MR. HOFFMAISTER: Immigration flows are a much broader issue in Europe, as you are aware. A number of countries are experiencing dramatic outflows and also some of the more advanced countries are receiving significant inflows of workers as the EU has become a larger entity. Now, we do not know, which is what I said earlier, with precision what the population will be 50 years from now or a hundred years from now. So, the important thing in reforming the pension system is that it be robust to errors in our projections, which are inherent in very long-run projections of population. In considering the uncertainty, we are thinking more along the lines of life expectancy, that is, the uncertainties of how effective new medical techniques will be in giving a person an increase in the life expectancy of individuals. But also uncertain is the fertility rate in Cyprus, and there is some discussion on how to boost it. A third element of uncertainty, which is the one you are bringing up, is immigration. All of these elements will combine to determine a projection for population. What is important, I think, is that the system be set up so it is robust to our errors and, hence, that it be adjusted automatically and periodically so that it does not fall behind the trends. If immigration flows are less than expected, then there will be a mechanism by which the system will be able to address that issue. If fertility rates are higher than expected or medical advanced are slower, then the system would be in line regardless of what happens. Let me just emphasize that it is important that the reforms catch up with the demographic shock, and once it is caught up, that it keep up with demographic trends.

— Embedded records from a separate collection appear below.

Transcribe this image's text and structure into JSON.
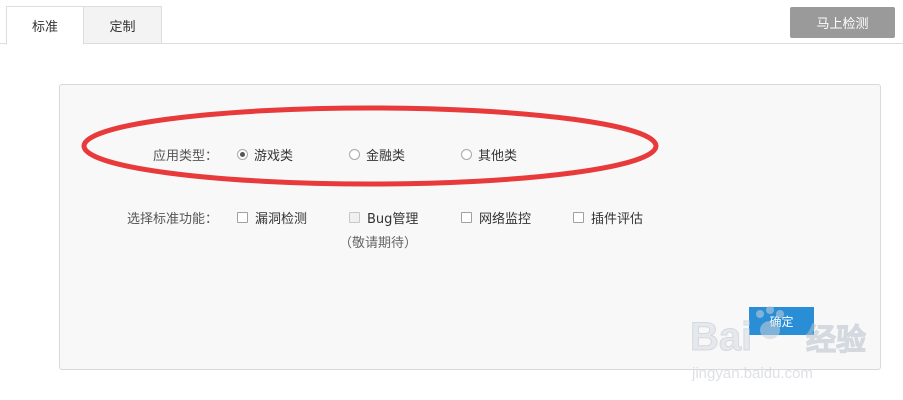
{
  "tabs": [
    {
      "label": "标准",
      "active": true
    },
    {
      "label": "定制",
      "active": false
    }
  ],
  "header": {
    "check_now_label": "马上检测"
  },
  "app_type": {
    "label": "应用类型：",
    "options": [
      {
        "label": "游戏类",
        "checked": true
      },
      {
        "label": "金融类",
        "checked": false
      },
      {
        "label": "其他类",
        "checked": false
      }
    ]
  },
  "functions": {
    "label": "选择标准功能：",
    "options": [
      {
        "label": "漏洞检测",
        "disabled": false
      },
      {
        "label": "Bug管理",
        "disabled": true,
        "note": "（敬请期待）"
      },
      {
        "label": "网络监控",
        "disabled": false
      },
      {
        "label": "插件评估",
        "disabled": false
      }
    ]
  },
  "confirm_label": "确定",
  "watermark": {
    "brand": "Baidu经验",
    "url": "jingyan.baidu.com"
  },
  "colors": {
    "annotation": "#e83a3a",
    "confirm": "#2a8ed6",
    "header_button": "#9a9a9a"
  }
}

QUESTIONER: I think that you said that the exchange rates, the current central (inaudible) rates of the Cyprus pound to the euro are appropriate and that you would expect it to be locked at that rate in a few months' time. Is that correct?
MR. HOFFMAISTER: As you're aware of, adopting the euro is a very extensive process. If I recall correctly, last week the authorities sent in their official request to join the euro in 2008. You can see that the track record on the fiscal front, as well as compliance with the Maastricht criteria, leads us to believe that there is very little uncertainty about Cyprus' ability of adopting the euro. But we must recognize that it's the European Commission that makes this determination, and we expect Cyprus to be judged against the Maastricht criteria in the first half of this year. And subject to a positive assessment, the Cypriot pound would be locked in sometime in the middle of 2007; the actual lock-in rate will be determined in line with the relevant Treaty provisions.

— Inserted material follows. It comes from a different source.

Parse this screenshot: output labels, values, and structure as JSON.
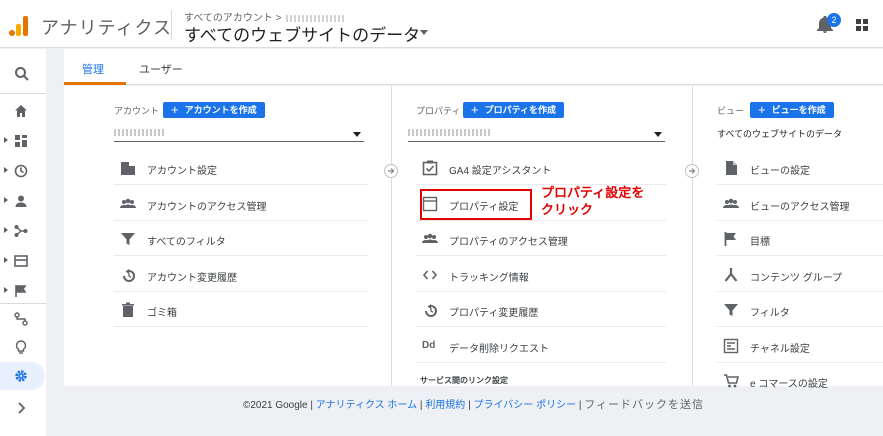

More broadly, if you look at the history of Cyprus' exchange rate, it has been fluctuating around this central parity not just for the ERM2 period, the two years that are part of the Maastricht criteria, but going back to the early 1990s—I think the exact year was 1992—without a major problem. This is why we are confident that Cyprus will be able to join and thrive in the euro area.
Let me touch on this last part, just to finish up my comments, that is very important. For the economy to thrive in the euro area, the authorities must continue with their structural reforms to improve the flexibility of the economy, particularly of the labor market, and also of reforming and making more efficient the public sector, including some of the large institutions that dominate key markets in Cyprus.
MS. GAVIRIA: Since we do not have anymore questions, we end here the conference call. I would like to thank everybody for listening in and participating.